Proposed bills would aid student debt

The Minnesota Legislature currently faces the question of whether to create a statewide student loan debt counseling program, the Minnesota Daily reported last week. If the bills introduced in February pass, then the state will select a nonprofit organization to help borrowers gather financial information and determine strategies to manage payments that are 30 to 60 days late.

In 2013, the Project on Student Debt revealed that Minnesota ranked fifth-highest in the nation for average student debt. Students who graduate from a four-year institution in Minnesota do so with $30,894 worth of debt, on average.

If the loan-counseling program is created, it would help serve an estimated 2,400 people annually. According to Sen. Greg Clausen, DFL-Apple Valley, it would cost $600,000 in both 2016 and 2017. This is the equivalent of approximately $250 per person.

Currently, University of Minnesota policy requires all borrowers who accept University or federal loans to complete an online exit course before they graduate. The course covers subjects such as repayment and deferral.

Additionally, Boynton Health Service and Lutheran Social Services offer free loan counseling for students who feel overwhelmed or anxious about any debts they incur to pay for tuition.

Because the student debt crisis has grown so severe, we support the creation of a formal body to help students manage their loans.

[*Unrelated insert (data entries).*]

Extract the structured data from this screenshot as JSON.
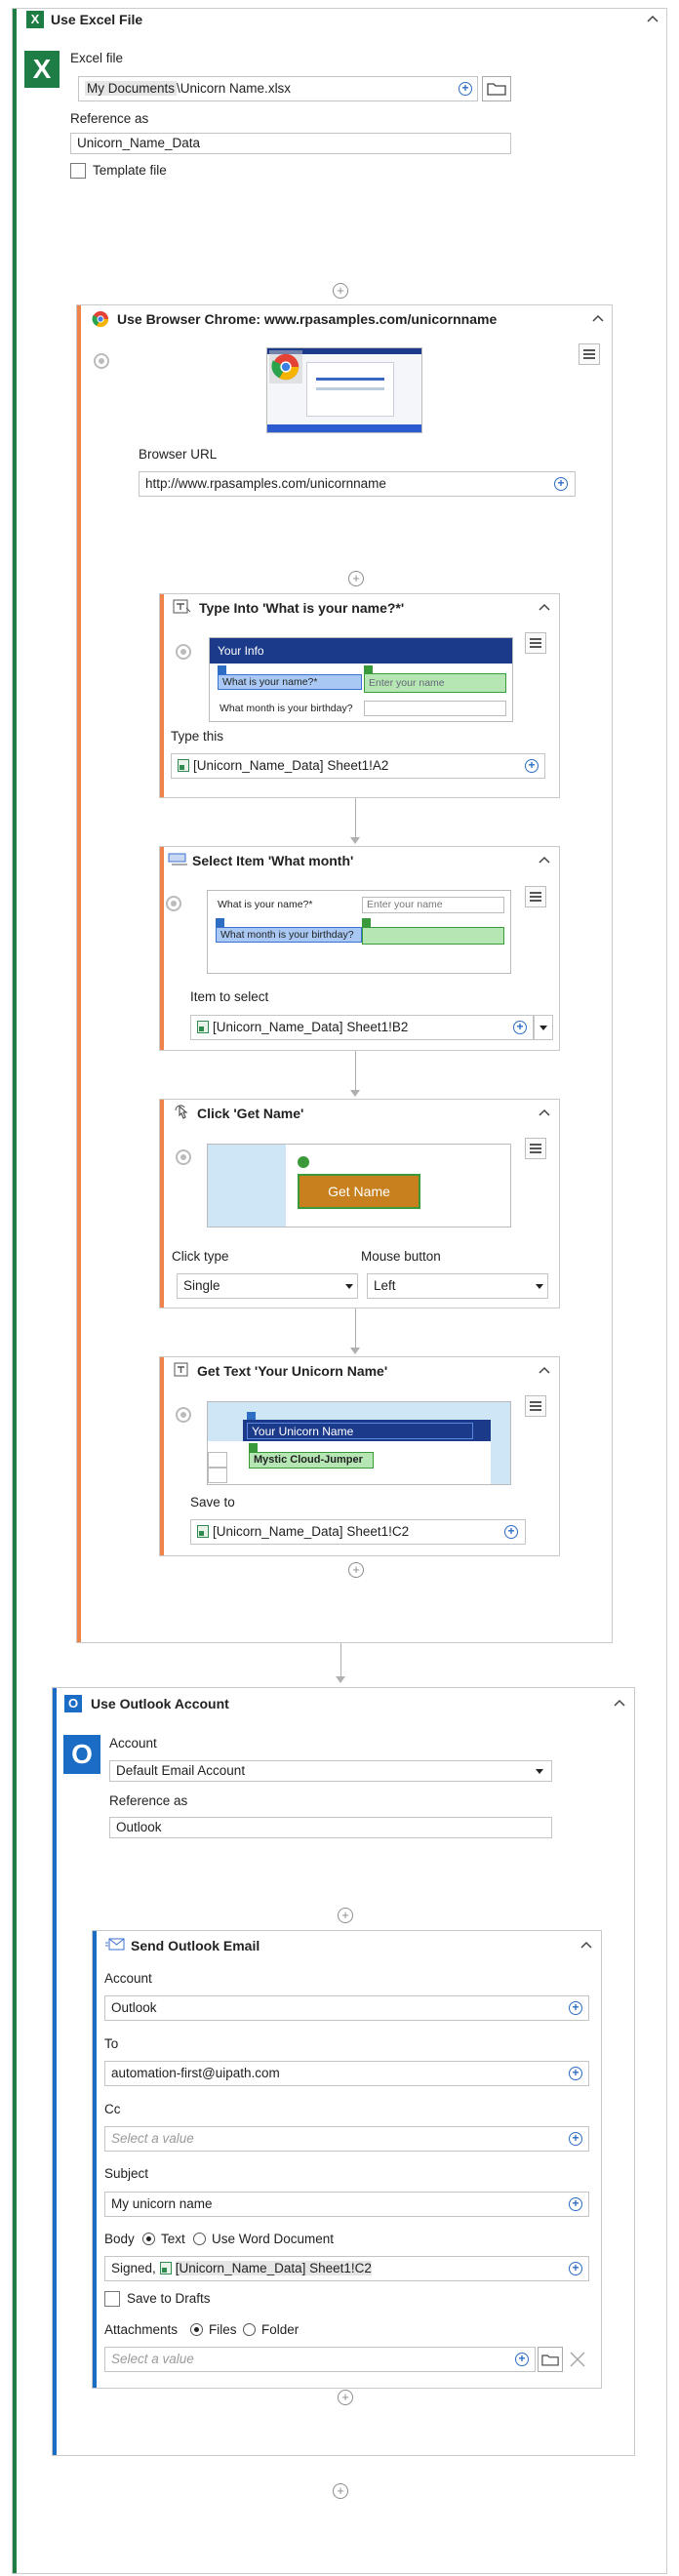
{
  "excel_scope": {
    "title": "Use Excel File",
    "icon_letter": "X",
    "file_label": "Excel file",
    "file_prefix": "My Documents",
    "file_name": "\\Unicorn Name.xlsx",
    "reference_label": "Reference as",
    "reference_value": "Unicorn_Name_Data",
    "template_label": "Template file"
  },
  "browser": {
    "title": "Use Browser Chrome: www.rpasamples.com/unicornname",
    "url_label": "Browser URL",
    "url_value": "http://www.rpasamples.com/unicornname"
  },
  "type_into": {
    "title": "Type Into 'What is your name?*'",
    "shot_header": "Your Info",
    "shot_q1": "What is your name?*",
    "shot_placeholder": "Enter your name",
    "shot_q2": "What month is your birthday?",
    "type_label": "Type this",
    "type_value": "[Unicorn_Name_Data] Sheet1!A2"
  },
  "select_item": {
    "title": "Select Item 'What month'",
    "shot_q1": "What is your name?*",
    "shot_placeholder": "Enter your name",
    "shot_q2": "What month is your birthday?",
    "item_label": "Item to select",
    "item_value": "[Unicorn_Name_Data] Sheet1!B2"
  },
  "click": {
    "title": "Click 'Get Name'",
    "shot_button": "Get Name",
    "type_label": "Click type",
    "type_value": "Single",
    "mouse_label": "Mouse button",
    "mouse_value": "Left"
  },
  "get_text": {
    "title": "Get Text 'Your Unicorn Name'",
    "shot_header": "Your Unicorn Name",
    "shot_result": "Mystic Cloud-Jumper",
    "save_label": "Save to",
    "save_value": "[Unicorn_Name_Data] Sheet1!C2"
  },
  "outlook_scope": {
    "title": "Use Outlook Account",
    "icon_letter": "O",
    "account_label": "Account",
    "account_value": "Default Email Account",
    "reference_label": "Reference as",
    "reference_value": "Outlook"
  },
  "send_mail": {
    "title": "Send Outlook Email",
    "account_label": "Account",
    "account_value": "Outlook",
    "to_label": "To",
    "to_value": "automation-first@uipath.com",
    "cc_label": "Cc",
    "cc_placeholder": "Select a value",
    "subject_label": "Subject",
    "subject_value": "My unicorn name",
    "body_label": "Body",
    "body_opt_text": "Text",
    "body_opt_word": "Use Word Document",
    "body_prefix": "Signed,",
    "body_value": "[Unicorn_Name_Data] Sheet1!C2",
    "drafts_label": "Save to Drafts",
    "attach_label": "Attachments",
    "attach_opt_files": "Files",
    "attach_opt_folder": "Folder",
    "attach_placeholder": "Select a value"
  },
  "colors": {
    "excel_green": "#1e7c45",
    "browser_orange": "#f0834a",
    "outlook_blue": "#1a6cc4",
    "accent_blue": "#2d6dc4"
  }
}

Furthermore, we would like to see the University do more to publicize the resources it offers to help students manage their debts, as we feel these services are valuable but relatively unknown.